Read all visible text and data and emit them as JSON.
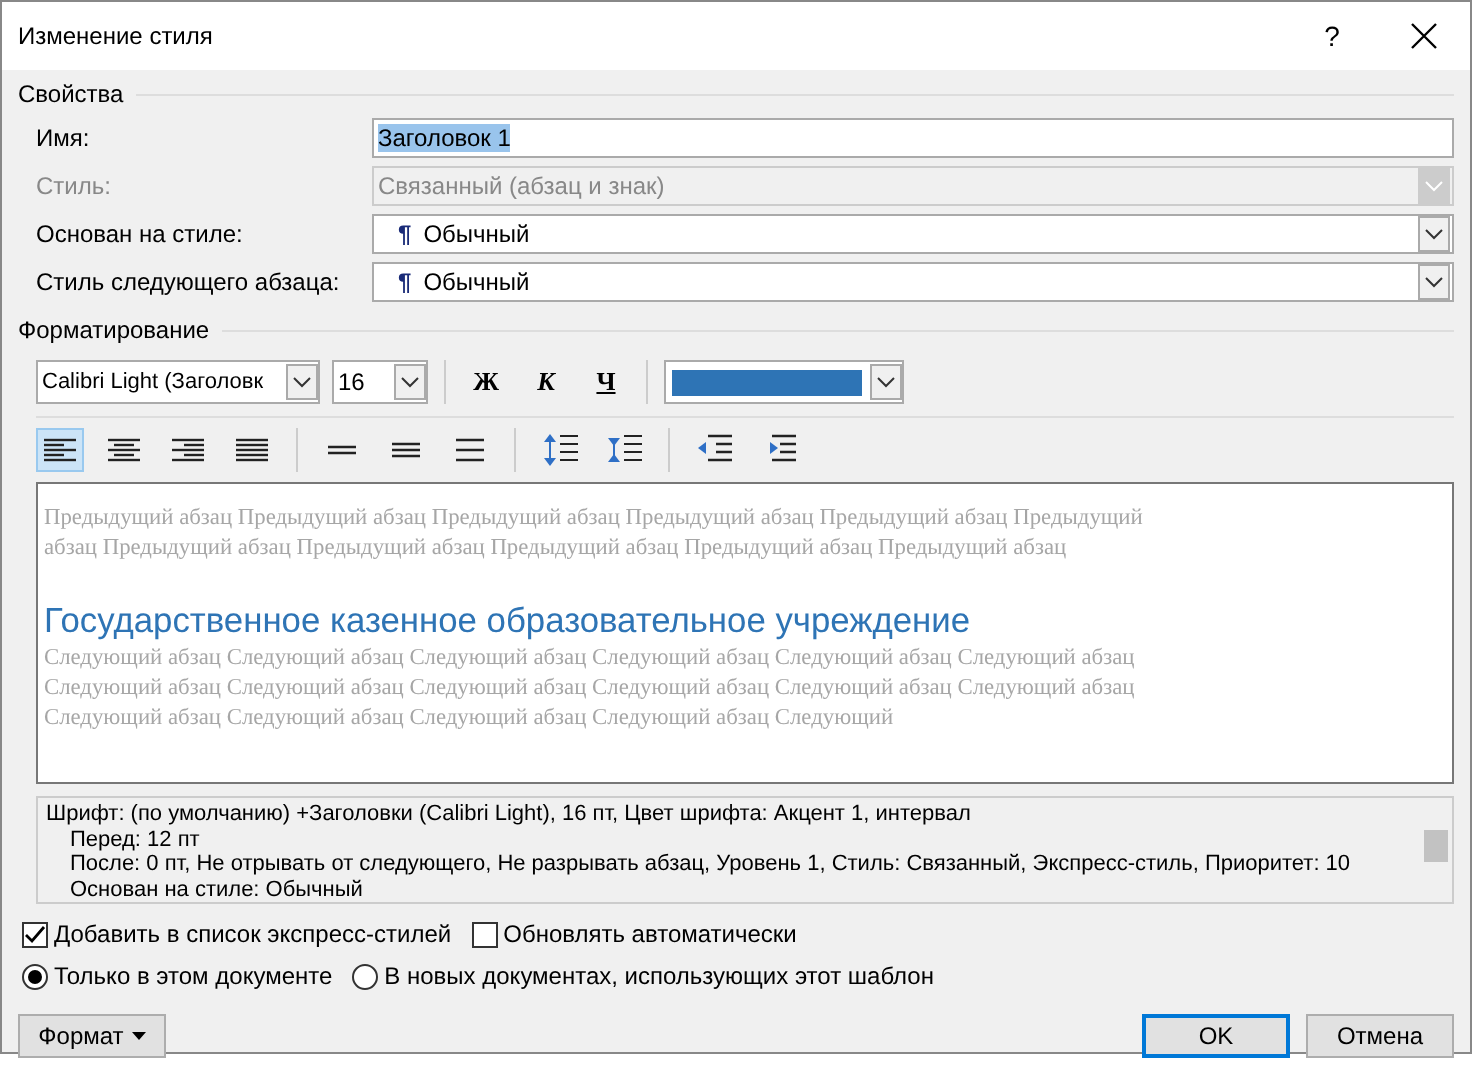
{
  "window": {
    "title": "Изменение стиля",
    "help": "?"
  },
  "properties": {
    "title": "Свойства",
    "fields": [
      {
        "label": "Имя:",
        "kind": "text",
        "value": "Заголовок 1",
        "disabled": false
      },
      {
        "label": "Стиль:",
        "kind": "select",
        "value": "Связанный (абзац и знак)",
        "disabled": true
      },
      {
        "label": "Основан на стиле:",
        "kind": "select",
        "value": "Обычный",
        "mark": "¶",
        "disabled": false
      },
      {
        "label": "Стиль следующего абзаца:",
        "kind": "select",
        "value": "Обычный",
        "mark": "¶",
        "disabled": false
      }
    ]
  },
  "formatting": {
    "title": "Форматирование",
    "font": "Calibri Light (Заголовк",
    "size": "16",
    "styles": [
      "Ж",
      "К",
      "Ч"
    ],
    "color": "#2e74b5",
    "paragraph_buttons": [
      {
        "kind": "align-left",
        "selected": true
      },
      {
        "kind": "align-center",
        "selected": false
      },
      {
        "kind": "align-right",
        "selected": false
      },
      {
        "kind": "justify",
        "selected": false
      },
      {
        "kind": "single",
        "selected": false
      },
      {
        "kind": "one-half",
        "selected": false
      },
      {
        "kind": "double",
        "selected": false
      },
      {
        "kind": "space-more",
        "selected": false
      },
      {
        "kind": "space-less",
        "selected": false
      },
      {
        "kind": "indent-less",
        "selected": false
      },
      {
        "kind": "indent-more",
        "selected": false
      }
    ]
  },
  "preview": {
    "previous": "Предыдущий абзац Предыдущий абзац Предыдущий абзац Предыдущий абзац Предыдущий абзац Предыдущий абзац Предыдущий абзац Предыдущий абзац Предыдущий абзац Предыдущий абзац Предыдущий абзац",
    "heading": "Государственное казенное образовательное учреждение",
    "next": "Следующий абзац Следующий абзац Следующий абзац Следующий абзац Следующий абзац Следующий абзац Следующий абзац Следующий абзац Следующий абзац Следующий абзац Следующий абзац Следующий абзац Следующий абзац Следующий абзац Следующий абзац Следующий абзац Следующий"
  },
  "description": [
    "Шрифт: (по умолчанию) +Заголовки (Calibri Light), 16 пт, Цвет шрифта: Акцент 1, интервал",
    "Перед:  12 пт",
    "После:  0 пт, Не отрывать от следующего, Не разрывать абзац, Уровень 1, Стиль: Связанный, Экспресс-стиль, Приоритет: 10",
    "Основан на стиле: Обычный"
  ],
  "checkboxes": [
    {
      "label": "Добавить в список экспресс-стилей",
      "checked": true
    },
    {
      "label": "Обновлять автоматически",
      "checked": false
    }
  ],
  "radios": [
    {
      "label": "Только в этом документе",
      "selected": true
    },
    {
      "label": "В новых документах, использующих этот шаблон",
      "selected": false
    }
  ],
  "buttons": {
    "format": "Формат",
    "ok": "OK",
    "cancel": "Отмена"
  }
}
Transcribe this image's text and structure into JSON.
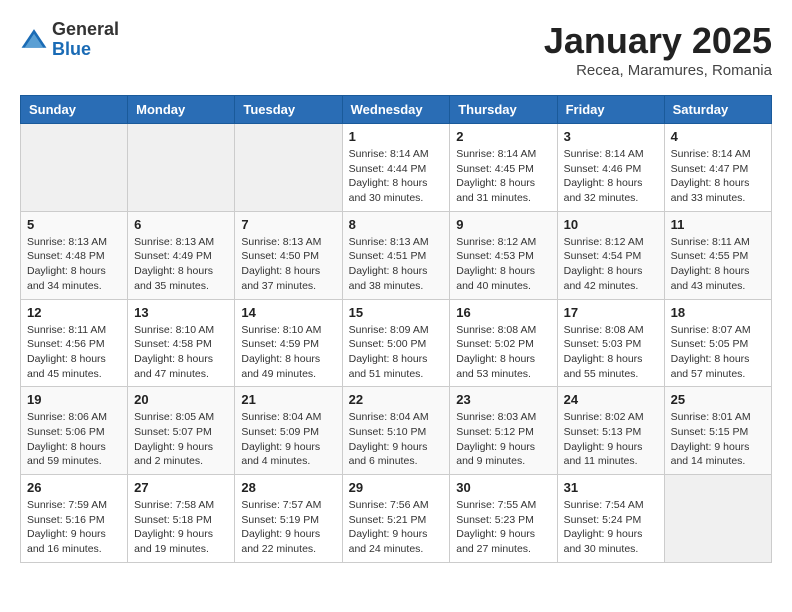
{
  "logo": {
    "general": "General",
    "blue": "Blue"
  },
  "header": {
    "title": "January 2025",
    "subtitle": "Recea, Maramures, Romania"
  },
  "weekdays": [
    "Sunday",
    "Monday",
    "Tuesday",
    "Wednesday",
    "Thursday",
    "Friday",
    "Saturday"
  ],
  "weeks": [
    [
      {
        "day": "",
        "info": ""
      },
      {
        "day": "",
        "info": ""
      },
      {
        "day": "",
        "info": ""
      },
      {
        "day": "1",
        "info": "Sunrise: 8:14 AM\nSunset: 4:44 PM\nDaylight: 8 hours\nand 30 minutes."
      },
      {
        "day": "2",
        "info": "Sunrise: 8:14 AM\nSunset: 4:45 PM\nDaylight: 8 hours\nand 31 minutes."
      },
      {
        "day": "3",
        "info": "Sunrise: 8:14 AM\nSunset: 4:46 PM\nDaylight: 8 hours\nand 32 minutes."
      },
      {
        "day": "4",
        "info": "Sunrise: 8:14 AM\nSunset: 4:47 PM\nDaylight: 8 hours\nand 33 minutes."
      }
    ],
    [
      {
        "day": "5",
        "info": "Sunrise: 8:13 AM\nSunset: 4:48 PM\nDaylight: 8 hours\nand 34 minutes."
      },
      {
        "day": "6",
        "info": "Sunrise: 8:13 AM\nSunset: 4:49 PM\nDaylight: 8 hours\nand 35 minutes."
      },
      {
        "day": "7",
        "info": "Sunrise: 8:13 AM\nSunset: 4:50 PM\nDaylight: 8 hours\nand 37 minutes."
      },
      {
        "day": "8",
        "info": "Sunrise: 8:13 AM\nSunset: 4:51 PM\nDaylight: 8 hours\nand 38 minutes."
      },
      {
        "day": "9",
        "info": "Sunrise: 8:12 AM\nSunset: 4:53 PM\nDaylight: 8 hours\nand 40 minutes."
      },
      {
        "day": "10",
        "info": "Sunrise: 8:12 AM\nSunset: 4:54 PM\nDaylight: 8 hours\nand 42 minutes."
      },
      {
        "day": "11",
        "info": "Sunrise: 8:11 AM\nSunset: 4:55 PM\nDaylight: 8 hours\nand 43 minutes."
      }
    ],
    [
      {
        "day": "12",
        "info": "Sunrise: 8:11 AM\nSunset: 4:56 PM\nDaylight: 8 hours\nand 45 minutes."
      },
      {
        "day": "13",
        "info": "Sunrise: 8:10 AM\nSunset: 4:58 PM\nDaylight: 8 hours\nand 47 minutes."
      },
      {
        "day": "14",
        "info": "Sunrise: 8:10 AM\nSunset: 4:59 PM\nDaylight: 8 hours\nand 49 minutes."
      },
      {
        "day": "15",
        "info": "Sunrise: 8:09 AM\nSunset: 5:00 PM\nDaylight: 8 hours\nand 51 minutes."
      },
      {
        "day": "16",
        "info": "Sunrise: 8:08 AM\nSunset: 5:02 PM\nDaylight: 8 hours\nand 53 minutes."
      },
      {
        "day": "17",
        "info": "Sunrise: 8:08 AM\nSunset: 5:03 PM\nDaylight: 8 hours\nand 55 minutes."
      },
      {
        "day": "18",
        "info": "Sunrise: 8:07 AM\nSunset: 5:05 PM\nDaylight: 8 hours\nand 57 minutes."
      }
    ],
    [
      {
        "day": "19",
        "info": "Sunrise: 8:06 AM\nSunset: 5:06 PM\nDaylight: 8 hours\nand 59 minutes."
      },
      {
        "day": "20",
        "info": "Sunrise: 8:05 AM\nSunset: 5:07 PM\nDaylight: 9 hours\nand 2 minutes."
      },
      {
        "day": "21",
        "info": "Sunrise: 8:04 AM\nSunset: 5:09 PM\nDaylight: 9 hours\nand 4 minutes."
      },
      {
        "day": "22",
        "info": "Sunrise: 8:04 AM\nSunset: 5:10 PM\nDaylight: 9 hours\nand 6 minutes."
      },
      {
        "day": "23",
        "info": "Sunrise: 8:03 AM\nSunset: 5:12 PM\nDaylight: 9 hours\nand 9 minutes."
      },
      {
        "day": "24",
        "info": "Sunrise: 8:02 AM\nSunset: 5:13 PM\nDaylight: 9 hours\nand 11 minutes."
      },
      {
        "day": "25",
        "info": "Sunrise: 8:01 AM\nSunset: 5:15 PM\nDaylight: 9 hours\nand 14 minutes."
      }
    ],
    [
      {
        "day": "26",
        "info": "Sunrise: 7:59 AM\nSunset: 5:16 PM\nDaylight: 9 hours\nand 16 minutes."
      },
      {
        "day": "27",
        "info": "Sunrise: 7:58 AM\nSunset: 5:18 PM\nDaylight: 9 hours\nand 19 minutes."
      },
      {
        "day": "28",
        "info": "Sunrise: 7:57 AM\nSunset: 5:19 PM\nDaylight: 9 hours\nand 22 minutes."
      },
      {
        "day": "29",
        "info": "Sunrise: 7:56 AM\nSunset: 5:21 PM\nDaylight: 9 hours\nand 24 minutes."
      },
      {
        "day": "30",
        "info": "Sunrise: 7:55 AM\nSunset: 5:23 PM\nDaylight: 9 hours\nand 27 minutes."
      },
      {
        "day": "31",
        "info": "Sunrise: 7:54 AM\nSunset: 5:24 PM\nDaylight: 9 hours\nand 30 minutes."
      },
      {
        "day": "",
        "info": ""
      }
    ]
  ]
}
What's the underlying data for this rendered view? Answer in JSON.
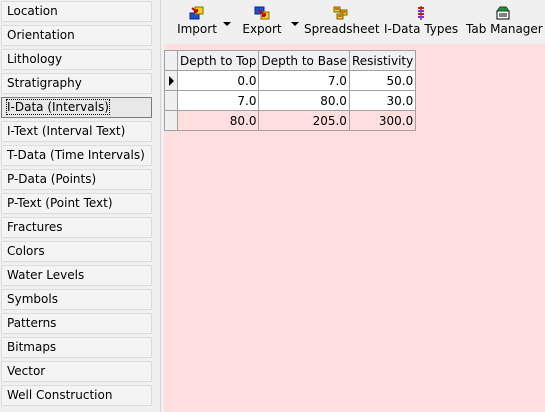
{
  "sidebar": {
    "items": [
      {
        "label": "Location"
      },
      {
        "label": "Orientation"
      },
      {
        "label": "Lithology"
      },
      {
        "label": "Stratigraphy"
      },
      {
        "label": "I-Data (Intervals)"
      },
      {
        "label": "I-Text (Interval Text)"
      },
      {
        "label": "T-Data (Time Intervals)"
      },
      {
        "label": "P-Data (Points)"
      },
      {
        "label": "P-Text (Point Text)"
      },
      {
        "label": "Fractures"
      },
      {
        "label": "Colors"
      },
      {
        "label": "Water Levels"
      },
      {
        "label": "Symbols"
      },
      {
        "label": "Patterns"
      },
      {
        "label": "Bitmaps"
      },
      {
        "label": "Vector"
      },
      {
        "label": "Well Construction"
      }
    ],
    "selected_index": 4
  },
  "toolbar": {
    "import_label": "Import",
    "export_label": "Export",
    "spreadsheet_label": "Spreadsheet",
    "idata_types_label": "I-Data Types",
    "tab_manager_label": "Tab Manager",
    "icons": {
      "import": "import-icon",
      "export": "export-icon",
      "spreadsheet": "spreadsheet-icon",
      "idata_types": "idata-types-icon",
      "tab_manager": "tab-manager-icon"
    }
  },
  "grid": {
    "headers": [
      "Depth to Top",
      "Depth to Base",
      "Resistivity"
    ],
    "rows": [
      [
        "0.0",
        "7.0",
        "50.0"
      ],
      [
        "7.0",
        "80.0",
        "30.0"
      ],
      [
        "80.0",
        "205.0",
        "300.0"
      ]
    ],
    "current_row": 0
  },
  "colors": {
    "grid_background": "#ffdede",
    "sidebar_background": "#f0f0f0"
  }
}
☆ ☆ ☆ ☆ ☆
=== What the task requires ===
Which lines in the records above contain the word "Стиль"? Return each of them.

=== Response area ===
        "label": "Стиль:",
        "label": "Стиль следующего абзаца:",
    "После:  0 пт, Не отрывать от следующего, Не разрывать абзац, Уровень 1, Стиль: Связанный, Экспресс-стиль, Приоритет: 10",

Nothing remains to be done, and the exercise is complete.